See also: 4 Technology Trends to Watch for  

3. Gamification

Gamification incorporates different aspects of games to add some fun to the insurance consumer’s experience while solving real-life issues. Insurance companies recognized the lack of customer engagement and have sought to improve this through gamification.

Though gamification techniques are fairly new to the insurance world, they are likely to benefit consumers. Gamification can turn formerly tedious activities — like tracking healthy habits or filling out a health risk assessment — into engaging games that result in rewards and continue to motivate consumers to live healthy lifestyles.

On top of its consumer influence, gamification will be used to improve the workplace. Forty percent of the Global 1000 top companies will use gamification as an incentive and to transform business operations. Keeping employees engaged, especially during a transition, can be highly difficult. Gaming technology is pioneering this issue. In 2012, the gamification market was $242 million. According to a M2 Research study, the market will be $2.8 billion by the end of this year. In other words, we have a lot to look forward to when it comes to interactive engagement as consumers and employees in the insurance world.

4. Drones and Aerial Imagery

While drones are often used as devices for personal enjoyment, they are also transforming the way insurance companies evaluate claims. In the past, insurers needed to visit a physical location to estimate damage and losses. However, drones can now capture aerial images that allow them to more quickly respond to catastrophic events and process claims. Cognizant, a consulting firm, estimates that drones will make insurance adjusters’ work flow 40% to 50% more efficient.

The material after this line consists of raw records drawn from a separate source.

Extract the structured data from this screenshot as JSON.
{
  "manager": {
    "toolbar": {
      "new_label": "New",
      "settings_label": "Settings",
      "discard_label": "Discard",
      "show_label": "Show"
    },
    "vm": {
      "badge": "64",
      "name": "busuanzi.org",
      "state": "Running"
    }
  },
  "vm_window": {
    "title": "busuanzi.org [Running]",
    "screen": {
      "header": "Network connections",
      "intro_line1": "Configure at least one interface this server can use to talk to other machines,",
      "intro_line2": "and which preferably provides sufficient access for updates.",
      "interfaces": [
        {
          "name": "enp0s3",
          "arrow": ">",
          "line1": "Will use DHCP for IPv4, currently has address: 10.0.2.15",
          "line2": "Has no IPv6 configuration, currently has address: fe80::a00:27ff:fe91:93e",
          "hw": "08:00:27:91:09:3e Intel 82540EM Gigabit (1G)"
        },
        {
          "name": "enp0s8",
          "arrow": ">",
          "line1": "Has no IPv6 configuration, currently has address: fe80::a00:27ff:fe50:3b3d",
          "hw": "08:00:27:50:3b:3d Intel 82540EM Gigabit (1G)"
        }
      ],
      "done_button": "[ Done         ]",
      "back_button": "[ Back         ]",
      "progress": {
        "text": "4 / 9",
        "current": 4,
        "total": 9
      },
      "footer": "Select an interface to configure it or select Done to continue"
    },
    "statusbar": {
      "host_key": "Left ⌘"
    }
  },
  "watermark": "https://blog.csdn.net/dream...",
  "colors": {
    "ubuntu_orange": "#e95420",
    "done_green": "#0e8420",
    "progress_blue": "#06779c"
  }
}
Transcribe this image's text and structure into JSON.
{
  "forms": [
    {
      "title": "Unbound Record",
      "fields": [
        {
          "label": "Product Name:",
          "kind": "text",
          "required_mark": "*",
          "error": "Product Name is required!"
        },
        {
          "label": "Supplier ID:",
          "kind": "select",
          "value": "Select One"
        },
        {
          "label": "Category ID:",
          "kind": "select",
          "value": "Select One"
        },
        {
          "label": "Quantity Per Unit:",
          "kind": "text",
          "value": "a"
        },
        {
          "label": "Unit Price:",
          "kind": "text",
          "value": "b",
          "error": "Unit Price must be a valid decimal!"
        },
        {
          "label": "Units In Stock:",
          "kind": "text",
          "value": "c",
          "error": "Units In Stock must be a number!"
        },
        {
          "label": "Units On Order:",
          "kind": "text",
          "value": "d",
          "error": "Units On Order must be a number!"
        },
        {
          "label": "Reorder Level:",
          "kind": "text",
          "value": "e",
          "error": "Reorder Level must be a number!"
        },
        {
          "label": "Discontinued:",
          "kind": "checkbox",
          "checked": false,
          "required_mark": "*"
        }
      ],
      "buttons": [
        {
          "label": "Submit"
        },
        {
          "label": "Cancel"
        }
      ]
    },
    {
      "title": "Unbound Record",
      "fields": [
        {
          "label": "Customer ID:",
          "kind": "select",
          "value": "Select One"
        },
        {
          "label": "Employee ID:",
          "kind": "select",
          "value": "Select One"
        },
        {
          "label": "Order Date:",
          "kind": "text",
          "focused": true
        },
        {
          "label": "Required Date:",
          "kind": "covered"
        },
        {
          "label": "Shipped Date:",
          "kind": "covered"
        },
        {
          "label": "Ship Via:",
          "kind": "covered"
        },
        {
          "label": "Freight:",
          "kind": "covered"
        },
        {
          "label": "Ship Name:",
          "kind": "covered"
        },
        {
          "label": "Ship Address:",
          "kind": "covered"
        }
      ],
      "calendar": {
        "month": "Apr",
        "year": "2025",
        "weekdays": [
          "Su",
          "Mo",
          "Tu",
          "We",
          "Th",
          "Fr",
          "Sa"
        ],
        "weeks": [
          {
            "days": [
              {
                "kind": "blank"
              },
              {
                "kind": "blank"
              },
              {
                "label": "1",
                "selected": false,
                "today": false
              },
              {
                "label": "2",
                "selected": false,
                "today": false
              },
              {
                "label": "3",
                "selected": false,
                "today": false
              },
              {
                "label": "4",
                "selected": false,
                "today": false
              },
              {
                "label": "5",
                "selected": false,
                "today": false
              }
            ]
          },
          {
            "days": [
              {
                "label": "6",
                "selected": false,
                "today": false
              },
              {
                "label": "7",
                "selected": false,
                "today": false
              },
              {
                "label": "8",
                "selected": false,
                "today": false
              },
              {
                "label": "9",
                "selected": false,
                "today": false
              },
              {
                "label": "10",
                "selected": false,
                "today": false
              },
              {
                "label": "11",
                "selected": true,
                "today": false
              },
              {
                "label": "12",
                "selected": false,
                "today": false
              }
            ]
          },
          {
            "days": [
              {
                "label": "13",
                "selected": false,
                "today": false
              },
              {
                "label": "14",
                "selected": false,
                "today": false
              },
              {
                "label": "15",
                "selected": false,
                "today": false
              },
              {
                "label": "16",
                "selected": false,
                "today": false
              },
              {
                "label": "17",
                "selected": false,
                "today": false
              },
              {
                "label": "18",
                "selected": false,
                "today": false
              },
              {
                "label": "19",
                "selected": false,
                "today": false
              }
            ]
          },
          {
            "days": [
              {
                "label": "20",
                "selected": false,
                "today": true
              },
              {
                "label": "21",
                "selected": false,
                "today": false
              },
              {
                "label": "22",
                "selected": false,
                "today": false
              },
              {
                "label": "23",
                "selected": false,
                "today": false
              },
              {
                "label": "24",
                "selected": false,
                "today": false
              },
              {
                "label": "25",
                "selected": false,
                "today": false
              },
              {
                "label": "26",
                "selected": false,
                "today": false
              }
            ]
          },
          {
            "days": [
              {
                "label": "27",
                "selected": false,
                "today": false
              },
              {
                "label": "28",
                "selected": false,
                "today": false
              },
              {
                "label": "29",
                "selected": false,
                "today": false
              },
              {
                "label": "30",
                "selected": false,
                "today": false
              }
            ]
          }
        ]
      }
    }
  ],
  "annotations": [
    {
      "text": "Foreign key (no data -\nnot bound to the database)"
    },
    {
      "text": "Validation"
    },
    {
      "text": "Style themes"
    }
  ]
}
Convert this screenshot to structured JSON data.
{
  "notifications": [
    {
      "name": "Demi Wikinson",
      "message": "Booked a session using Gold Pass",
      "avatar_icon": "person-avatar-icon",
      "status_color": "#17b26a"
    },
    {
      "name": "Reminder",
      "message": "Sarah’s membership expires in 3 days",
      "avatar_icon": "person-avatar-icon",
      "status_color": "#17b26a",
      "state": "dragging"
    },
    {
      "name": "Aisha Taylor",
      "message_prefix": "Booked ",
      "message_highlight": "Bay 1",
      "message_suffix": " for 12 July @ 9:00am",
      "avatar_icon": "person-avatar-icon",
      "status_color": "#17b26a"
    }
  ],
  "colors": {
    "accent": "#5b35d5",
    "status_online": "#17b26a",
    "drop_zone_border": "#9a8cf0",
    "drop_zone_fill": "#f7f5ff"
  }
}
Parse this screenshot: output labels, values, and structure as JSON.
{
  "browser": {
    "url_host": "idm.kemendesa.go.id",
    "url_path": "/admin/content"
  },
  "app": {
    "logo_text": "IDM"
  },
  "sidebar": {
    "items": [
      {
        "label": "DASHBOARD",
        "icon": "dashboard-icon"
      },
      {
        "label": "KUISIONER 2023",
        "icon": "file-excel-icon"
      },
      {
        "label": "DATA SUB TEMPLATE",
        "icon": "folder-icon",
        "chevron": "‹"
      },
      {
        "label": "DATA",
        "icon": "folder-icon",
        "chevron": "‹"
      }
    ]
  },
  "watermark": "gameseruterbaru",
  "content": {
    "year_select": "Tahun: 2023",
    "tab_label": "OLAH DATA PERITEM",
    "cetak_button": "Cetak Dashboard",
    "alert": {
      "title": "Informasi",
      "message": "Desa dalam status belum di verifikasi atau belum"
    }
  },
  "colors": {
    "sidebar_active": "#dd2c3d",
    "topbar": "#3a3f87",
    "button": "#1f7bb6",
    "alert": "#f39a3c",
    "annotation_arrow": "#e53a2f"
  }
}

The insurance industry’s growing use of drones will help improve safety practices in the aftermath of a disaster by having fewer people — insurance agents and consumers — on the ground taking photos. Drones also allow insurance carriers to better assess how an event occurred and the resulting damages with high-resolution images from all angles.

5. Home Automation

As consumers continue to adopt smart home technology, from voice-controlled lights to sensors that detect pipe leaks, they will benefit from home insurance premiums that are more directly tied to their lifestyles.

Some insurance companies offer discounts to homeowners who use smart home technology that can decrease their home’s risk of damage or burglary. Smart thermostats, smoke detectors, security systems and deadbolt locks can all improve a home’s safety and can decrease your homeowners or renter’s insurance bill.

See also: How Technology Breaks Down Silos  

Insurance companies will continue to adapt as this technology continues to popularize. More and more homeowners are investing in smart home technology — 45% of all Americans, in fact.

New technology has paved the way for a more personalized experience for insurance customers. As a result, insurance companies are shifting away from transaction-based services and are moving toward building relationships with their always-connected consumers.